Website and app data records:
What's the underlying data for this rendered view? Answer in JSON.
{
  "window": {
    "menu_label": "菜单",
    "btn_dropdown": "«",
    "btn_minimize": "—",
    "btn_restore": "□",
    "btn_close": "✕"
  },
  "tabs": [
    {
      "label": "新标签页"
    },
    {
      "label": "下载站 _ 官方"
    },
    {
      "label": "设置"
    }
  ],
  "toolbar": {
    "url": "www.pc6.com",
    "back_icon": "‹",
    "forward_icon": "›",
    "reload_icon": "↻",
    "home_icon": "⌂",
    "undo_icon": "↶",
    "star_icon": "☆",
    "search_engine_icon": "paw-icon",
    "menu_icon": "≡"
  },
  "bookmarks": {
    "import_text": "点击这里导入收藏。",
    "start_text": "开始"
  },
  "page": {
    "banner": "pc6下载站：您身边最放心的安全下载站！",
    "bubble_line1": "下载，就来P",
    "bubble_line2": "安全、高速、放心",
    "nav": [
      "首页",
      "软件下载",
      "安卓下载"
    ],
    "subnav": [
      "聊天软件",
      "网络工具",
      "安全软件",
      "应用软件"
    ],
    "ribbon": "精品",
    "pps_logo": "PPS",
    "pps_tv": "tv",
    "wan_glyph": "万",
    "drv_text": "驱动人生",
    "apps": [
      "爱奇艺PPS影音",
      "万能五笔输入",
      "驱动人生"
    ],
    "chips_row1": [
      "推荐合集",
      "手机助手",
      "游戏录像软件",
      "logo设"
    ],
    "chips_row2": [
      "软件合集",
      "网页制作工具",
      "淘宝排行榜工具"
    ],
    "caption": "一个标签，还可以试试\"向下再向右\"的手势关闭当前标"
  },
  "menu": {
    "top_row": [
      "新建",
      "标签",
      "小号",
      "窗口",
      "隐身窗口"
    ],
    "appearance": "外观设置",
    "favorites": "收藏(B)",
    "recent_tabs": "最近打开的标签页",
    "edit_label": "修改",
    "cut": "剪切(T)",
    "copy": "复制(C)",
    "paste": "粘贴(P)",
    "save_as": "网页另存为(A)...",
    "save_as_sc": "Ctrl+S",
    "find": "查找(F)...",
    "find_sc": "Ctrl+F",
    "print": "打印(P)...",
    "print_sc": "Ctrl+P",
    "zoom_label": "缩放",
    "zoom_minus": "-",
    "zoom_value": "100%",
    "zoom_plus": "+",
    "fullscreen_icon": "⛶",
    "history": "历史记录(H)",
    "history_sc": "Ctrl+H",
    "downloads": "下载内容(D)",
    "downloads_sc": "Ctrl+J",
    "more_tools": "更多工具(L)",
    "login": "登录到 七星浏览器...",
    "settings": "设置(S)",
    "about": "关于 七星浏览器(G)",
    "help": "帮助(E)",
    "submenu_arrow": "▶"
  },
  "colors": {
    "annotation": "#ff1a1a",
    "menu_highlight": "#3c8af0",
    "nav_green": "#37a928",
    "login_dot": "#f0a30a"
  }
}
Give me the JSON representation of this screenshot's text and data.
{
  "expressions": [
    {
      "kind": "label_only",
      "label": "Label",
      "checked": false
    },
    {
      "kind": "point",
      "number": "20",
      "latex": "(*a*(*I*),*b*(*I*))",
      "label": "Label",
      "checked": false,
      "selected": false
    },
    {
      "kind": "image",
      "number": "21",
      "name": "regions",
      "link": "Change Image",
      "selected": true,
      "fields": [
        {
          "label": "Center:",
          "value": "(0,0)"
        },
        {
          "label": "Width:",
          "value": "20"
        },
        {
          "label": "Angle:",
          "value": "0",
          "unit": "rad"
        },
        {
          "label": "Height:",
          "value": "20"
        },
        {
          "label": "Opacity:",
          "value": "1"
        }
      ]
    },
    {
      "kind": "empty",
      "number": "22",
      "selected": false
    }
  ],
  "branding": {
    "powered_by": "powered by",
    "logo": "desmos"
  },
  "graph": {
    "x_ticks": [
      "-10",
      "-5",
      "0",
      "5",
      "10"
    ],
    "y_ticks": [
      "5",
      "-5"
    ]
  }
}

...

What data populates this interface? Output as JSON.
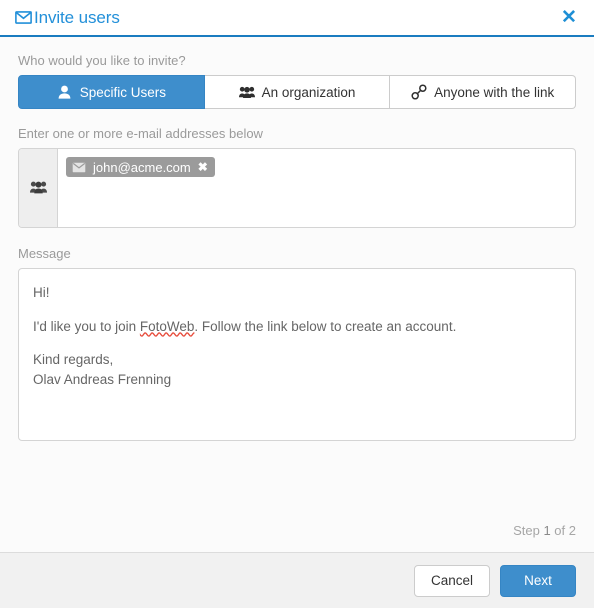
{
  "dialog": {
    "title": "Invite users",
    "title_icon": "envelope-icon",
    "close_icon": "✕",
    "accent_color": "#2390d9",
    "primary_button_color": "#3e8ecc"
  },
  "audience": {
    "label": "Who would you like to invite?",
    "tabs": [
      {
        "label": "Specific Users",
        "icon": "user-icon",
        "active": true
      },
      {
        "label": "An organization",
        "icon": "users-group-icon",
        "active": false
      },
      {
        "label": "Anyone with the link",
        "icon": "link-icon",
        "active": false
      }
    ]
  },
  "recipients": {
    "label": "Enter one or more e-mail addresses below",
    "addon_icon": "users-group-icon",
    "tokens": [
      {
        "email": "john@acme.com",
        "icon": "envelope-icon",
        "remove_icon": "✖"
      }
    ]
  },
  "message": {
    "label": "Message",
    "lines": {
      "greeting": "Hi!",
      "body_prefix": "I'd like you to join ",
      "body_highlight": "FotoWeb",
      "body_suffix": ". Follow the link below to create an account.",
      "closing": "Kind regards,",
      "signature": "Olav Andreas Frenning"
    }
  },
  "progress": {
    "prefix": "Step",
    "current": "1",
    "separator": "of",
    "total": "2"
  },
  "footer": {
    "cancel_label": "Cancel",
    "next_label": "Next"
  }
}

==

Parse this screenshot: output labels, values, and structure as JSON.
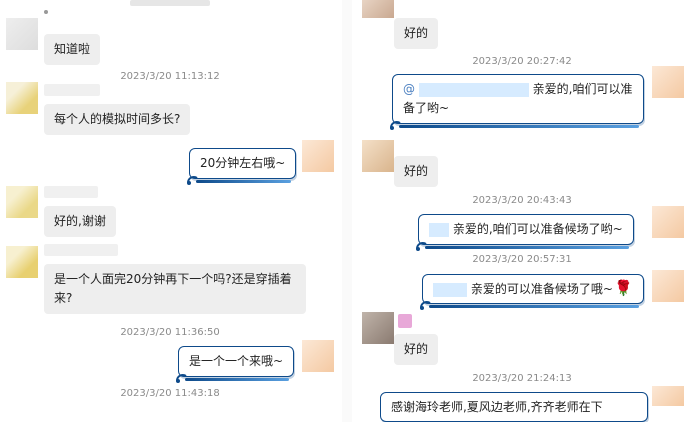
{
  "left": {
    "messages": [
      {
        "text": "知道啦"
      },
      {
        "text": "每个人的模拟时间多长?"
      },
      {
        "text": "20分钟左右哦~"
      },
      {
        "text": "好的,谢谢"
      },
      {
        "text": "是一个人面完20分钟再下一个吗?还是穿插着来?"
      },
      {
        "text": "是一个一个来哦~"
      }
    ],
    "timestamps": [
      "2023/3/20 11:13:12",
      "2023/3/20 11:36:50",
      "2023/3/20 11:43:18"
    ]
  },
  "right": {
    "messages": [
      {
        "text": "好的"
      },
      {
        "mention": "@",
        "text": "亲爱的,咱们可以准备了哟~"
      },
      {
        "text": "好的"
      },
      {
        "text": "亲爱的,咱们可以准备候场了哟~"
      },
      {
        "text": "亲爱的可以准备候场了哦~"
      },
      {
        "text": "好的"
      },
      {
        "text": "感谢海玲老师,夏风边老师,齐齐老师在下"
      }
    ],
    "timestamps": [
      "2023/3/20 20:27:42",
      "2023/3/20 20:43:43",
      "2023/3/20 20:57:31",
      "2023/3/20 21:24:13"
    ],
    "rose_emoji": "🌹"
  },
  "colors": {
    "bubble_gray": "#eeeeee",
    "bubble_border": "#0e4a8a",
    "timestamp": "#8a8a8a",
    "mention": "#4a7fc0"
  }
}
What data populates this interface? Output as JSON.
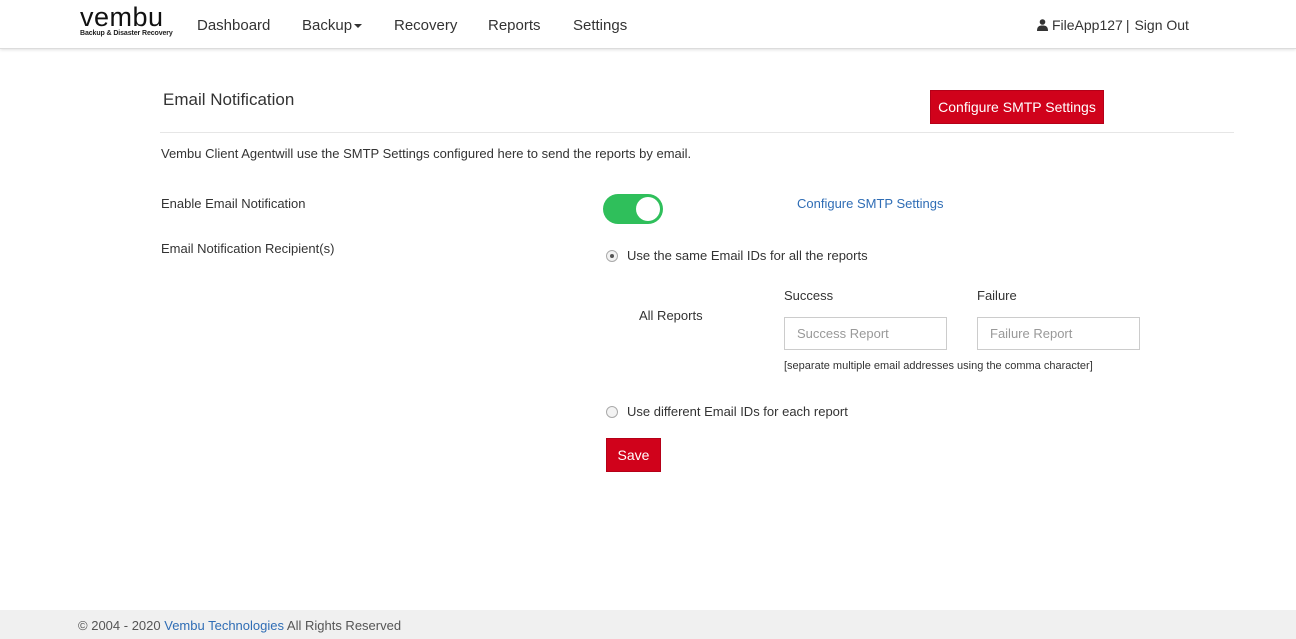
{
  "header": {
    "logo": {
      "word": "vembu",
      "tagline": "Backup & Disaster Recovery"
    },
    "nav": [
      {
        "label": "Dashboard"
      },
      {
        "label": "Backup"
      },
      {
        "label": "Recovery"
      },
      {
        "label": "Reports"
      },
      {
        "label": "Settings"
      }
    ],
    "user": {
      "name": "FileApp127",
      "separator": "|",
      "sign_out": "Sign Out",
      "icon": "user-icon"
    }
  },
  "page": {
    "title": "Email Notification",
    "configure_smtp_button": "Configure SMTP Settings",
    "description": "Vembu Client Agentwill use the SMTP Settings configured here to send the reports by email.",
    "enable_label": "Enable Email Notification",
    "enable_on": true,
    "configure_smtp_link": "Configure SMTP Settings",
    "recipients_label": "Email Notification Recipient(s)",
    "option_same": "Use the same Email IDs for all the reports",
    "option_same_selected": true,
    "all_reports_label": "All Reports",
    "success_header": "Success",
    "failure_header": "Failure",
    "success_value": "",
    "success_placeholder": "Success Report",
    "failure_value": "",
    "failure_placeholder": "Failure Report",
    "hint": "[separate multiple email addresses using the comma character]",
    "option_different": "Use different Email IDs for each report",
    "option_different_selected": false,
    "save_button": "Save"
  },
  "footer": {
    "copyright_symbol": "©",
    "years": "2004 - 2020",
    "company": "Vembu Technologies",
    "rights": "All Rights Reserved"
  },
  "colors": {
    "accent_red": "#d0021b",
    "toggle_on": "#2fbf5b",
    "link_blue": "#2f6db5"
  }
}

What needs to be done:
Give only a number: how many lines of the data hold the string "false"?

Response for this exercise:
7